Well, there are so many things one could say about this one. First off, children are exempt from fasting and while you are taking your school exams you are basically still a child in our law. The exemption ought to apply. If someone chooses to fast because they wish to do so, they would be well advised to consider that sacrifices, including fasting, are not supposed to cost us nothing, that’s what sacrifice means. Of course to the Muslim, fasting only really means delaying a full set of calories until the sun is down. One of many things which prove that Islam is man-made as a real God would have known that there are parts of earth where the sun doesn’t actually go down. The big meal they have in the evening more than makes up for building up an appetite for it during the day. Calling it a month-long fast is a joke.
Secondly, fasting actually sharpens the mind. I used to avoid breakfast and a mid-day meal when taking professional exams and found that helped. Maybe the Islamic kids will be sluggish because they are still digesting the huge meal they get in Ramadhan just before they go to sleep.
Thirdly, I would like to know why it is that of these pillars of Islam, we get forced to take this particular one so seriously when Muslims themselves clearly are not taking the Hajj seriously.
The Hajj is now reportedly attended by 6 million people a year. More simply won’t fit anyway and each year there are nasty accidents from overcrowding. So 6 million is what we can call the viable run rate. There are currently 1,600 million Muslims in the world, and somehow this number is obligated to go, sometime in the next 80 years if that’s the life expectancy (by which the Muslim population might be far far higher) so if we divide 1600 million by 80 we get 20 million. That’s the number that has to be going every year. The people excused for sickness are offset by the number who go more than once – there are those who have been many, many times.

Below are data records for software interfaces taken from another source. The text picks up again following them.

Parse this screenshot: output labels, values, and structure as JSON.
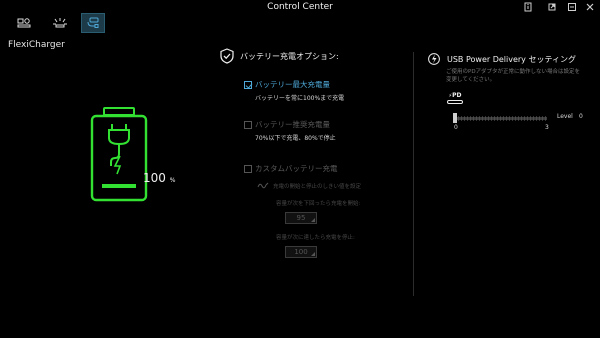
{
  "window": {
    "title": "Control Center"
  },
  "app": {
    "name": "FlexiCharger"
  },
  "battery": {
    "percent": "100",
    "percent_sign": "%",
    "accent_color": "#32e132"
  },
  "battery_options": {
    "title": "バッテリー充電オプション:",
    "max_charge": {
      "label": "バッテリー最大充電量",
      "desc": "バッテリーを常に100%まで充電",
      "checked": true
    },
    "recommended_charge": {
      "label": "バッテリー推奨充電量",
      "desc": "70%以下で充電、80%で停止",
      "checked": false
    },
    "custom_charge": {
      "label": "カスタムバッテリー充電",
      "desc": "充電の開始と停止のしきい値を設定",
      "start_label": "容量が次を下回ったら充電を開始:",
      "start_value": "95",
      "stop_label": "容量が次に達したら充電を停止:",
      "stop_value": "100",
      "checked": false
    }
  },
  "usb_pd": {
    "title": "USB Power Delivery セッティング",
    "desc_line1": "ご使用のPDアダプタが正常に動作しない場合は設定を",
    "desc_line2": "変更してください。",
    "badge": "PD",
    "level_label": "Level",
    "level_value": "0",
    "min_label": "0",
    "max_label": "3",
    "min": 0,
    "max": 3,
    "value": 0
  },
  "colors": {
    "accent_blue": "#4ea9d8",
    "battery_green": "#32e132"
  }
}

This means evidently that the religion is man-made, as a real God would realise that the observance required was not mathematically feasable and only putting lives at risk. I don’t see such requirements in Judaism or Christianity. It is similar to the requirement in Buddhism for chastity and monastic living, which if it were taken seriously by everyone who calls himself a Buddhist would mean that Buddhism would have died out centuries ago from the lack of offspring, instead of being observed most in countries with the most pressing population issues.
So if Muslims are not even taking their own five pillars seriously, I fail to see why examining boards in Christian countries need to bend over backwards with a scimitar at their throat in orange jumpsuits to accommodate them.

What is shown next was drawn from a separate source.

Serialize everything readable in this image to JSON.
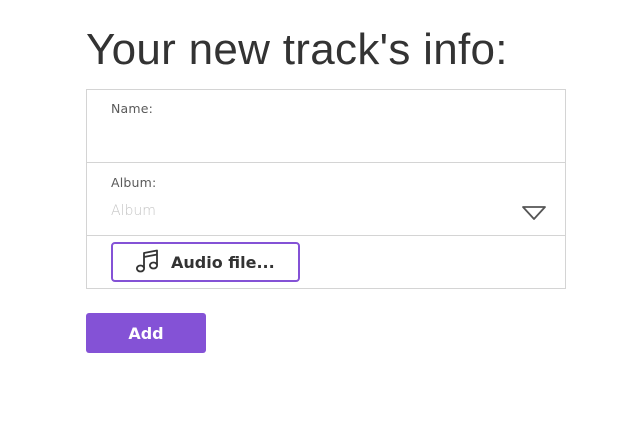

Comments are open, and any Muslim who feels like doing his own bit of jihad in blasting what I just said is welcome to comment. Commenting certainly beats chopping off heads which is what seems to be the main line of argument in use by our Muslim friends today. You can say what you like, I am only cutting spam in this site. Commentators are allowed a very broad leeway as they also are on the Facebook group I moderate which is “Polyglots No Holds Barred”.

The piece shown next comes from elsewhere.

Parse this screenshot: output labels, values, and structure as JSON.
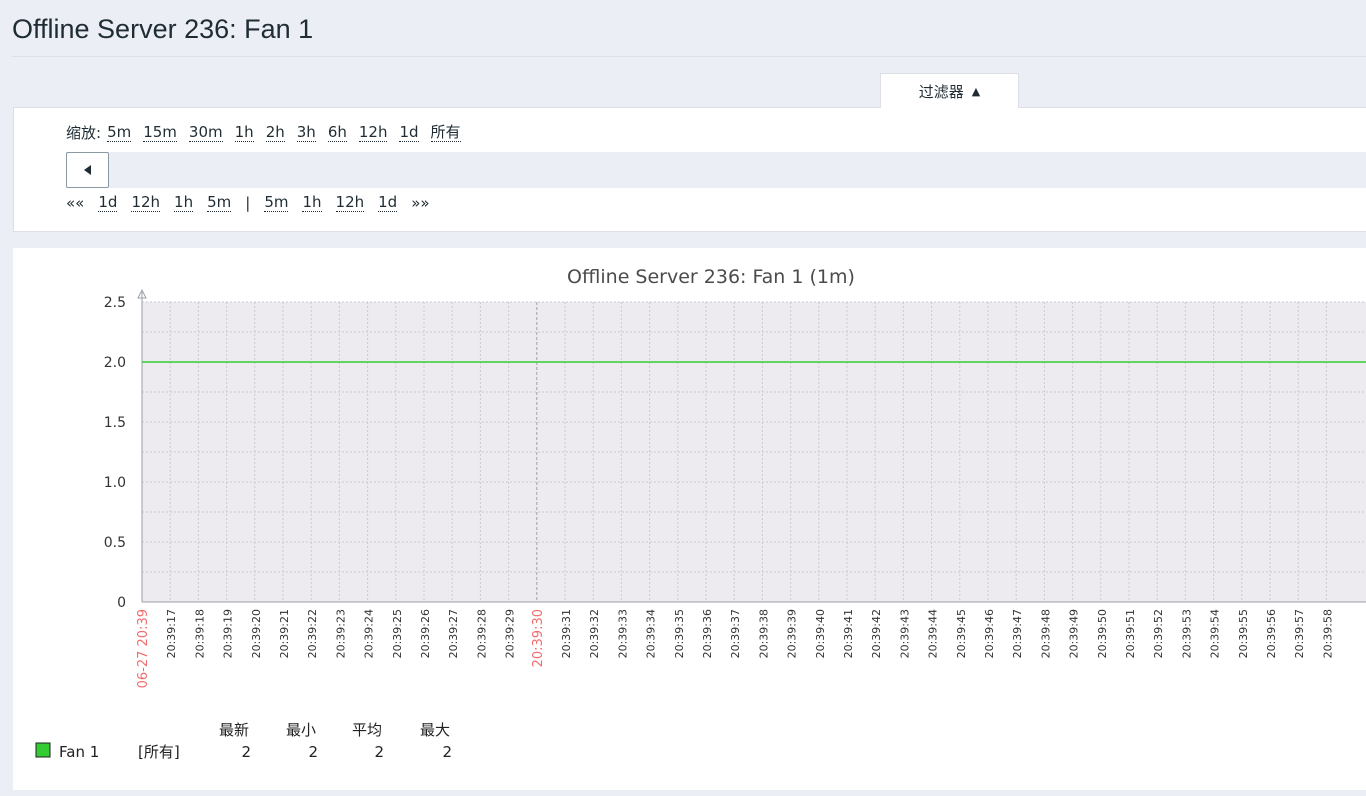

I cannot comment on the Telegraph any more, as they rapidly closed their comments section – they are always uneasy on that site about giving people too much say, and only a small minority of articles on this topic have any response at all at what there is is heavily moderated. One could still vote in the poll and 88% were against the proposals of changing the exam schedule for Ramadhan.